A New York firefighter who was fired for legally using medical marijuana is suing the City of Buffalo to get his job back.
Scott Martin, a 37-year-old firefighter and military veteran, was fired from the Buffalo Fire Department in February after he tested positive for THC on a drug test. Martin's cannabis use is completely legal under state law, though - he is a state-certified medical marijuana patient who has been using cannabis to treat chronic back pain and PTSD.
The firefighter initially tested positive for cannabis metabolites during a random drug test last December. Officials suspended him without pay and forced him to enter a substance abuse treatment program. Martin agreed to the terms, but continued to use medical pot, which caused him to fail another drug test this February. At this point, the fire department terminated his employment, based on the rules of his union’s collective bargaining agreement.
This collective bargaining agreement actually dates back to 1984, though, and hasn't been updated since 2011 – three years before New York legalized medical marijuana. Martin's attorney, David C. Holland, believes that the firefighter's medical conditions qualify as disabilities under state law. Since it is illegal for employers to discriminate against employees with disabilities, Holland is arguing that the fire department is guilty of workplace discrimination.

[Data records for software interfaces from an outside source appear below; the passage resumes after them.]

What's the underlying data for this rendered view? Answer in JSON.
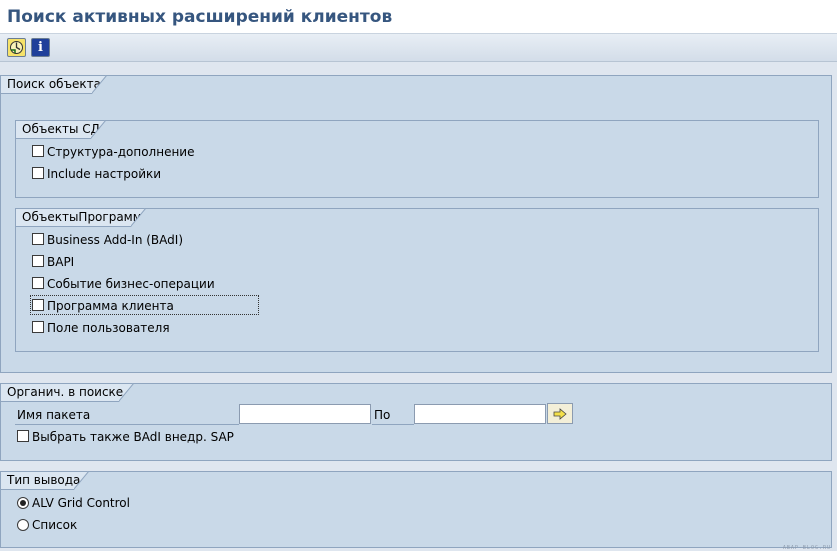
{
  "window": {
    "title": "Поиск активных расширений клиентов"
  },
  "toolbar": {
    "execute_icon": "execute-icon",
    "info_icon": "info-icon",
    "info_glyph": "i"
  },
  "search_object": {
    "title": "Поиск объекта",
    "ddic_group": {
      "title": "Объекты СД",
      "items": [
        {
          "label": "Структура-дополнение",
          "checked": false
        },
        {
          "label": "Include настройки",
          "checked": false
        }
      ]
    },
    "program_group": {
      "title": "ОбъектыПрограмм",
      "items": [
        {
          "label": "Business Add-In (BAdI)",
          "checked": false
        },
        {
          "label": "BAPI",
          "checked": false
        },
        {
          "label": "Событие бизнес-операции",
          "checked": false
        },
        {
          "label": "Программа клиента",
          "checked": false
        },
        {
          "label": "Поле пользователя",
          "checked": false
        }
      ]
    }
  },
  "restrictions": {
    "title": "Органич. в поиске",
    "package_label": "Имя пакета",
    "package_from": "",
    "to_label": "По",
    "package_to": "",
    "also_sap_badi": {
      "label": "Выбрать также BAdI внедр. SAP",
      "checked": false
    }
  },
  "output": {
    "title": "Тип вывода",
    "options": [
      {
        "label": "ALV Grid Control",
        "selected": true
      },
      {
        "label": "Список",
        "selected": false
      }
    ]
  },
  "watermark": "ABAP-BLOG.RU",
  "colors": {
    "title": "#36567f",
    "group_bg": "#c9d9e8",
    "group_border": "#8fa5bf",
    "page_bg": "#dfe6ef"
  }
}
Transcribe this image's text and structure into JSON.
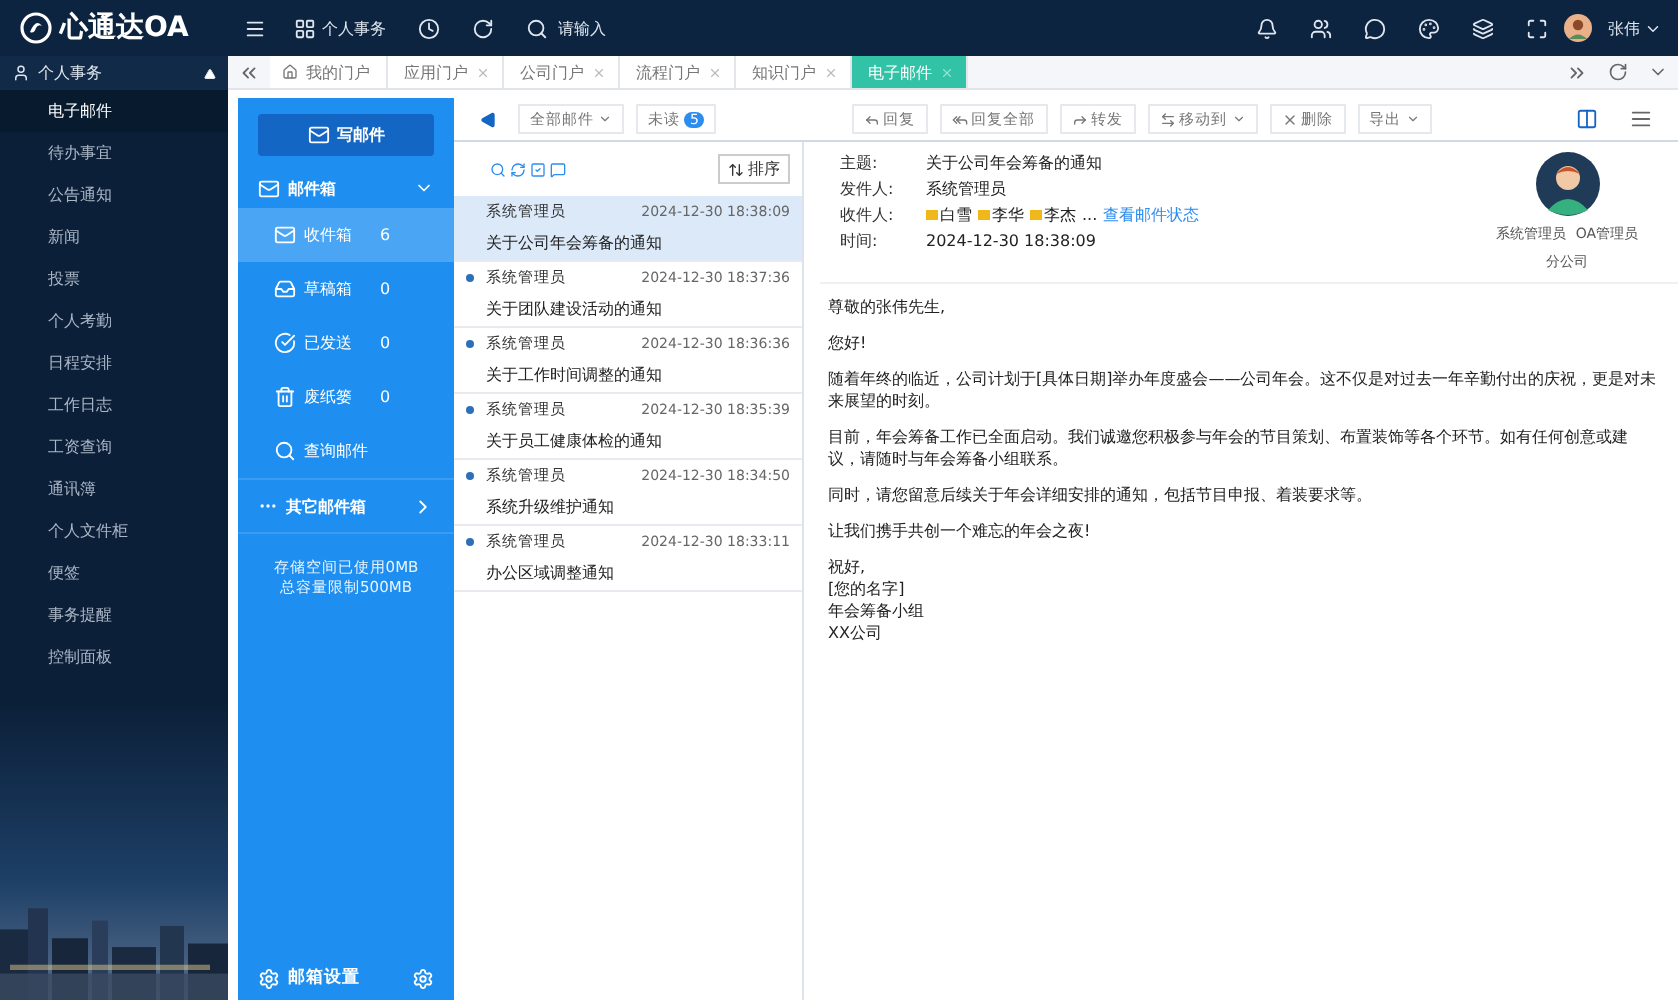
{
  "app": {
    "logo": "心通达OA"
  },
  "topbar": {
    "menu": "个人事务",
    "search": {
      "placeholder": "请输入"
    },
    "user": "张伟"
  },
  "sidebar": {
    "section": "个人事务",
    "expanded": true,
    "items": [
      {
        "label": "电子邮件",
        "selected": true
      },
      {
        "label": "待办事宜",
        "selected": false
      },
      {
        "label": "公告通知",
        "selected": false
      },
      {
        "label": "新闻",
        "selected": false
      },
      {
        "label": "投票",
        "selected": false
      },
      {
        "label": "个人考勤",
        "selected": false
      },
      {
        "label": "日程安排",
        "selected": false
      },
      {
        "label": "工作日志",
        "selected": false
      },
      {
        "label": "工资查询",
        "selected": false
      },
      {
        "label": "通讯簿",
        "selected": false
      },
      {
        "label": "个人文件柜",
        "selected": false
      },
      {
        "label": "便签",
        "selected": false
      },
      {
        "label": "事务提醒",
        "selected": false
      },
      {
        "label": "控制面板",
        "selected": false
      }
    ]
  },
  "tabs": [
    {
      "label": "我的门户",
      "selected": false,
      "closable": false
    },
    {
      "label": "应用门户",
      "selected": false,
      "closable": true
    },
    {
      "label": "公司门户",
      "selected": false,
      "closable": true
    },
    {
      "label": "流程门户",
      "selected": false,
      "closable": true
    },
    {
      "label": "知识门户",
      "selected": false,
      "closable": true
    },
    {
      "label": "电子邮件",
      "selected": true,
      "closable": true
    }
  ],
  "folders": {
    "compose": "写邮件",
    "mailbox": "邮件箱",
    "items": [
      {
        "kind": "inbox",
        "label": "收件箱",
        "count": "6",
        "selected": true
      },
      {
        "kind": "drafts",
        "label": "草稿箱",
        "count": "0",
        "selected": false
      },
      {
        "kind": "sent",
        "label": "已发送",
        "count": "0",
        "selected": false
      },
      {
        "kind": "trash",
        "label": "废纸篓",
        "count": "0",
        "selected": false
      },
      {
        "kind": "search",
        "label": "查询邮件",
        "selected": false
      }
    ],
    "other": "其它邮件箱",
    "storage": [
      "存储空间已使用0MB",
      "总容量限制500MB"
    ],
    "settings": "邮箱设置"
  },
  "toolbar": {
    "filter": "全部邮件",
    "unread": "未读",
    "unread_count": "5",
    "actions": [
      "回复",
      "回复全部",
      "转发",
      "移动到",
      "删除",
      "导出"
    ]
  },
  "list": {
    "sort": "排序",
    "rows": [
      {
        "sender": "系统管理员",
        "time": "2024-12-30 18:38:09",
        "subject": "关于公司年会筹备的通知",
        "selected": true,
        "unread": false
      },
      {
        "sender": "系统管理员",
        "time": "2024-12-30 18:37:36",
        "subject": "关于团队建设活动的通知",
        "selected": false,
        "unread": true
      },
      {
        "sender": "系统管理员",
        "time": "2024-12-30 18:36:36",
        "subject": "关于工作时间调整的通知",
        "selected": false,
        "unread": true
      },
      {
        "sender": "系统管理员",
        "time": "2024-12-30 18:35:39",
        "subject": "关于员工健康体检的通知",
        "selected": false,
        "unread": true
      },
      {
        "sender": "系统管理员",
        "time": "2024-12-30 18:34:50",
        "subject": "系统升级维护通知",
        "selected": false,
        "unread": true
      },
      {
        "sender": "系统管理员",
        "time": "2024-12-30 18:33:11",
        "subject": "办公区域调整通知",
        "selected": false,
        "unread": true
      }
    ]
  },
  "message": {
    "fields": [
      {
        "label": "主题:",
        "value": "关于公司年会筹备的通知"
      },
      {
        "label": "发件人:",
        "value": "系统管理员"
      },
      {
        "label": "收件人:",
        "recipients": [
          "白雪",
          "李华",
          "李杰"
        ],
        "more": "...",
        "link": "查看邮件状态"
      },
      {
        "label": "时间:",
        "value": "2024-12-30 18:38:09"
      }
    ],
    "profile": {
      "name": "系统管理员",
      "role": "OA管理员",
      "dept": "分公司"
    },
    "body": [
      "尊敬的张伟先生,",
      "您好!",
      "随着年终的临近，公司计划于[具体日期]举办年度盛会——公司年会。这不仅是对过去一年辛勤付出的庆祝，更是对未来展望的时刻。",
      "目前，年会筹备工作已全面启动。我们诚邀您积极参与年会的节目策划、布置装饰等各个环节。如有任何创意或建议，请随时与年会筹备小组联系。",
      "同时，请您留意后续关于年会详细安排的通知，包括节目申报、着装要求等。",
      "让我们携手共创一个难忘的年会之夜!"
    ],
    "signature": [
      "祝好,",
      "[您的名字]",
      "年会筹备小组",
      "XX公司"
    ]
  }
}
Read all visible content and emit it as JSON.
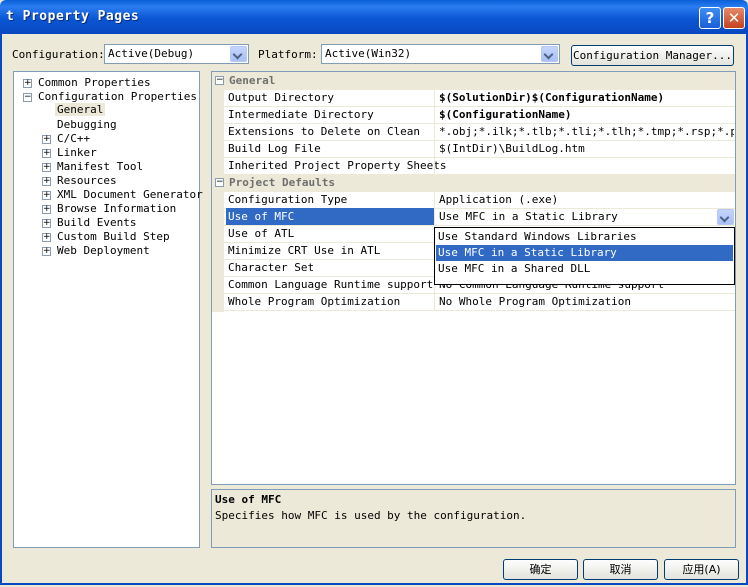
{
  "window": {
    "title": "t Property Pages",
    "help_icon": "?",
    "close_icon": "✕"
  },
  "toolbar": {
    "configuration_label": "Configuration:",
    "configuration_value": "Active(Debug)",
    "platform_label": "Platform:",
    "platform_value": "Active(Win32)",
    "config_manager_label": "Configuration Manager..."
  },
  "tree": {
    "items": [
      {
        "label": "Common Properties"
      },
      {
        "label": "Configuration Properties"
      },
      {
        "label": "General"
      },
      {
        "label": "Debugging"
      },
      {
        "label": "C/C++"
      },
      {
        "label": "Linker"
      },
      {
        "label": "Manifest Tool"
      },
      {
        "label": "Resources"
      },
      {
        "label": "XML Document Generator"
      },
      {
        "label": "Browse Information"
      },
      {
        "label": "Build Events"
      },
      {
        "label": "Custom Build Step"
      },
      {
        "label": "Web Deployment"
      }
    ]
  },
  "grid": {
    "general_header": "General",
    "general_rows": [
      {
        "name": "Output Directory",
        "value": "$(SolutionDir)$(ConfigurationName)"
      },
      {
        "name": "Intermediate Directory",
        "value": "$(ConfigurationName)"
      },
      {
        "name": "Extensions to Delete on Clean",
        "value": "*.obj;*.ilk;*.tlb;*.tli;*.tlh;*.tmp;*.rsp;*.pgc;*"
      },
      {
        "name": "Build Log File",
        "value": "$(IntDir)\\BuildLog.htm"
      },
      {
        "name": "Inherited Project Property Sheets",
        "value": ""
      }
    ],
    "defaults_header": "Project Defaults",
    "defaults_rows": [
      {
        "name": "Configuration Type",
        "value": "Application (.exe)"
      },
      {
        "name": "Use of MFC",
        "value": "Use MFC in a Static Library"
      },
      {
        "name": "Use of ATL",
        "value": ""
      },
      {
        "name": "Minimize CRT Use in ATL",
        "value": ""
      },
      {
        "name": "Character Set",
        "value": ""
      },
      {
        "name": "Common Language Runtime support",
        "value": "No Common Language Runtime support"
      },
      {
        "name": "Whole Program Optimization",
        "value": "No Whole Program Optimization"
      }
    ]
  },
  "dropdown": {
    "options": [
      "Use Standard Windows Libraries",
      "Use MFC in a Static Library",
      "Use MFC in a Shared DLL"
    ],
    "selected_index": 1
  },
  "description": {
    "title": "Use of MFC",
    "text": "Specifies how MFC is used by the configuration."
  },
  "buttons": {
    "ok": "确定",
    "cancel": "取消",
    "apply": "应用(A)"
  },
  "colors": {
    "selection": "#316ac5",
    "titlebar": "#0a5fd8"
  }
}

"He's been terminated wrongfully because the collective bargaining agreement hasn't been updated," Holland told The Buffalo News. "They are seven years behind."
Holland is now suing the City of Buffalo and the Buffalo Fire Department on Martin's behalf, demanding that he be reinstated to his former position, rank, and seniority. The lawsuit also asks the department to issue back pay for the months that he has been unemployed.
In his 12-year stint with the fire department, Martin suffered multiple injuries from falls and debris, causing chronic back pain. Doctors initially prescribed highly addictive opioids like OxyContin and Tramadol to treat his injuries, but the firefighter didn't like being under the influence of these pharmaceuticals. "It made me feel like I was tweaking out all the time," he told The Buffalo News.
Eventually, Martin found a doctor who recommended medical marijuana to treat his symptoms. Like many other people suffering from chronic pain, Martin was eventually able to replace his opioid use with medical marijuana. The firefighter also said that medical pot has helped treat PTSD symptoms that he has been experiencing since his military service.
Martin believes that the city's outdated policies and the continuing negative stigma against cannabis contributed to his termination. "People think you have to do it all the time," he said to The Buffalo News. “You don't. I do it before I go to bed. It metabolizes and then I'm not high from it. I don't need to be high when I'm at work. I'm focused when I'm at work."
Even though medical cannabis is now legal throughout most of the country, most states still allow businesses to discriminate against employees who legally use this medicine. Florida schools have notoriously been firing hardworking employees for using legal cannabis, and a Texas school even fired an employee for posting a CBD meme.